Ron Paul’s racist newsletters have officially become a full-blown political controversy. Yesterday, he walked out of an interview with CNN’s Gloria Borger after she pressed him on the issue:
The video speaks for itself; Paul has questions he needs to answer, and the media isn’t going to stop hounding him until he does.
One quick point to add, though. As USA Today points out, Paul’s ever-shifting story on the newsletters changed yet again during the Borger interview yesterday. The issue first came up back in 1996, when Paul was running for Congress. At the time, he defended the racist content published in one of his newsletters from 1992, insisting it was taken out of context. But on CNN yesterday, Paul told Borger that “I never read that stuff, I was probably aware of it 10 years after it was written.” Paul needs to be asked about this discrepancy in the timeline.
Also, today’s USA Today story reports that Paul claimed in 1996 his racist comments about black people were actually taken from a study by the National Center on Incarceration and Alternatives:
In 1996, Paul told the Dallas Morning News that his comment about black men in Washington came while writing about a 1992 study by the National Center on Incarceration and Alternatives, a criminal justice think tank in Virginia.
But back in 1996, when the Austin-American Statesman tried to track down this think tank, it was unable to find it:
Paul’s spokesman, Michael Sullivan, said Paul’s comments about black men in Washington was based on a 1992 study by the National Center on Incarceration and Alternatives, a think tank in the Washington area. A search for the center, however, proved fruitless. No organization with that name is registered in Washington or its suburbs.
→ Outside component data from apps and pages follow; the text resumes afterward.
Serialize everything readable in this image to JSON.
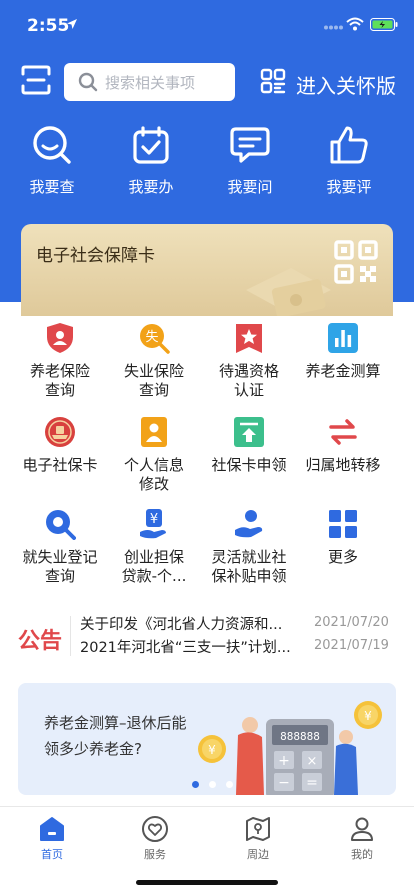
{
  "status": {
    "time": "2:55"
  },
  "header": {
    "search_placeholder": "搜索相关事项",
    "care_label": "进入关怀版",
    "quick_actions": [
      {
        "label": "我要查",
        "icon": "search-magnifier-icon"
      },
      {
        "label": "我要办",
        "icon": "calendar-check-icon"
      },
      {
        "label": "我要问",
        "icon": "chat-bubble-icon"
      },
      {
        "label": "我要评",
        "icon": "thumbs-up-icon"
      }
    ]
  },
  "card": {
    "title": "电子社会保障卡"
  },
  "services": [
    {
      "label": "养老保险\n查询",
      "icon": "shield-person-icon",
      "color": "#e0484b"
    },
    {
      "label": "失业保险\n查询",
      "icon": "unemployment-search-icon",
      "color": "#f2a218"
    },
    {
      "label": "待遇资格\n认证",
      "icon": "star-badge-icon",
      "color": "#e0484b"
    },
    {
      "label": "养老金测算",
      "icon": "bar-chart-icon",
      "color": "#2fa4e7"
    },
    {
      "label": "电子社保卡",
      "icon": "emblem-icon",
      "color": "#d8413e"
    },
    {
      "label": "个人信息\n修改",
      "icon": "id-card-icon",
      "color": "#f2a218"
    },
    {
      "label": "社保卡申领",
      "icon": "upload-card-icon",
      "color": "#3cbf8c"
    },
    {
      "label": "归属地转移",
      "icon": "transfer-arrows-icon",
      "color": "#e0484b"
    },
    {
      "label": "就失业登记\n查询",
      "icon": "magnifier-icon",
      "color": "#2f6ae0"
    },
    {
      "label": "创业担保\n贷款-个...",
      "icon": "yuan-hand-icon",
      "color": "#2f6ae0"
    },
    {
      "label": "灵活就业社\n保补贴申领",
      "icon": "person-hand-icon",
      "color": "#2f6ae0"
    },
    {
      "label": "更多",
      "icon": "grid-icon",
      "color": "#2f6ae0"
    }
  ],
  "notice": {
    "logo": "公告",
    "items": [
      {
        "title": "关于印发《河北省人力资源和...",
        "date": "2021/07/20"
      },
      {
        "title": "2021年河北省“三支一扶”计划...",
        "date": "2021/07/19"
      }
    ]
  },
  "banner": {
    "line1": "养老金测算–退休后能",
    "line2": "领多少养老金?",
    "calc_display": "888888",
    "slides": 3,
    "active_slide": 0
  },
  "tabs": [
    {
      "label": "首页",
      "icon": "home-icon",
      "active": true
    },
    {
      "label": "服务",
      "icon": "heart-circle-icon",
      "active": false
    },
    {
      "label": "周边",
      "icon": "map-pin-icon",
      "active": false
    },
    {
      "label": "我的",
      "icon": "person-icon",
      "active": false
    }
  ],
  "colors": {
    "brand": "#2f6ae0",
    "card_gold": "#e6d3a6",
    "notice_red": "#e0484b"
  }
}
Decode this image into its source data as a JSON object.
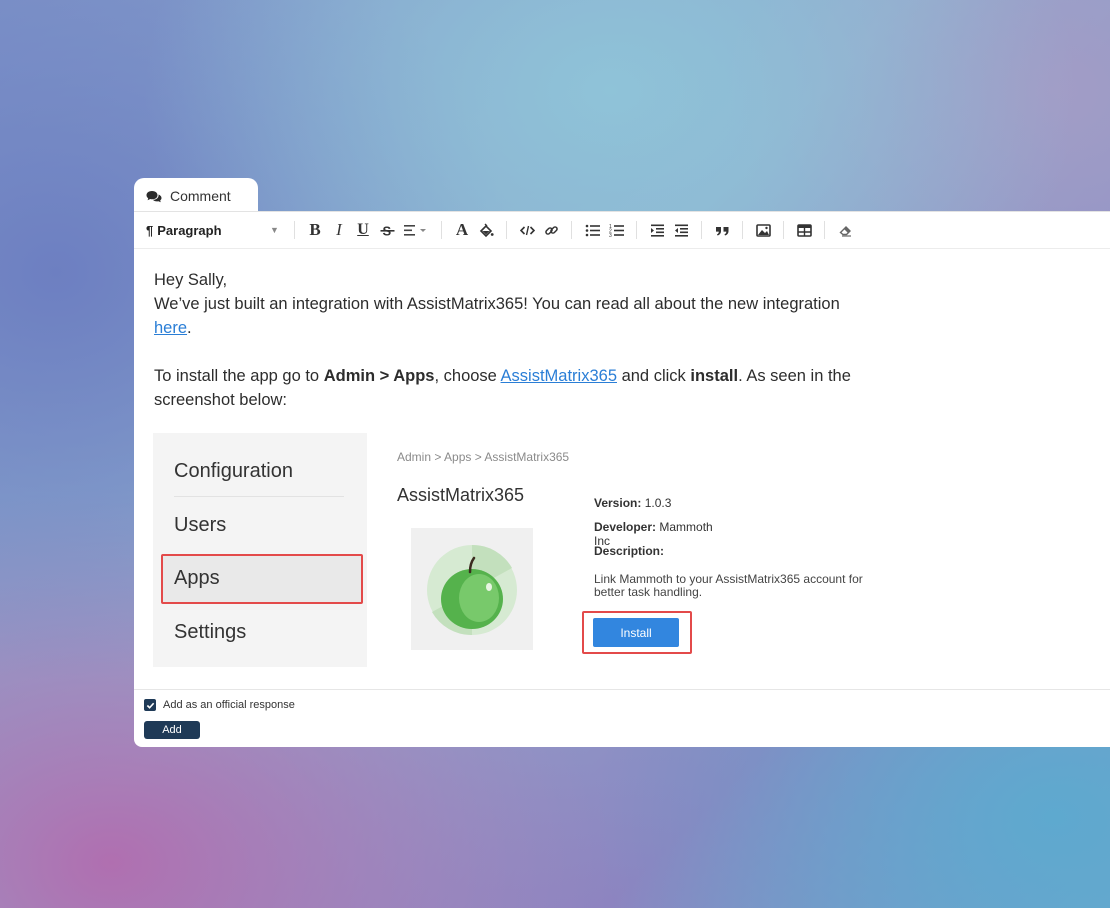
{
  "tab": {
    "label": "Comment",
    "icon": "comments-icon"
  },
  "toolbar": {
    "paragraph_label": "Paragraph",
    "bold": "B",
    "italic": "I",
    "underline": "U",
    "font_color": "A"
  },
  "content": {
    "greeting": "Hey Sally,",
    "line1": "We’ve just built an integration with AssistMatrix365! You can read all about the new integration",
    "link_here": "here",
    "line1_end": ".",
    "line2_a": "To install the app go to ",
    "line2_bold1": "Admin > Apps",
    "line2_b": ", choose ",
    "line2_link": "AssistMatrix365",
    "line2_c": " and click ",
    "line2_bold2": "install",
    "line2_d": ". As seen in the screenshot below:"
  },
  "screenshot": {
    "menu": [
      "Configuration",
      "Users",
      "Apps",
      "Settings"
    ],
    "breadcrumb": "Admin > Apps > AssistMatrix365",
    "app_name": "AssistMatrix365",
    "version_label": "Version:",
    "version": "1.0.3",
    "developer_label": "Developer:",
    "developer": "Mammoth Inc",
    "description_label": "Description:",
    "description": "Link Mammoth to your AssistMatrix365 account for better task handling.",
    "install_label": "Install"
  },
  "footer": {
    "official_response_label": "Add as an official response",
    "add_label": "Add"
  },
  "colors": {
    "link": "#2a7ed6",
    "install": "#3286df",
    "highlight": "#e34a4a",
    "dark_button": "#1f3a57"
  }
}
A Nexis search for the “National Center on Incarceration and Alternatives” turns up eight articles, all on the Ron Paul newsletter controversy from 1996 and later. Which raises the questions: Did this think tank ever exist? Or was it manufactured by the Paul campaign?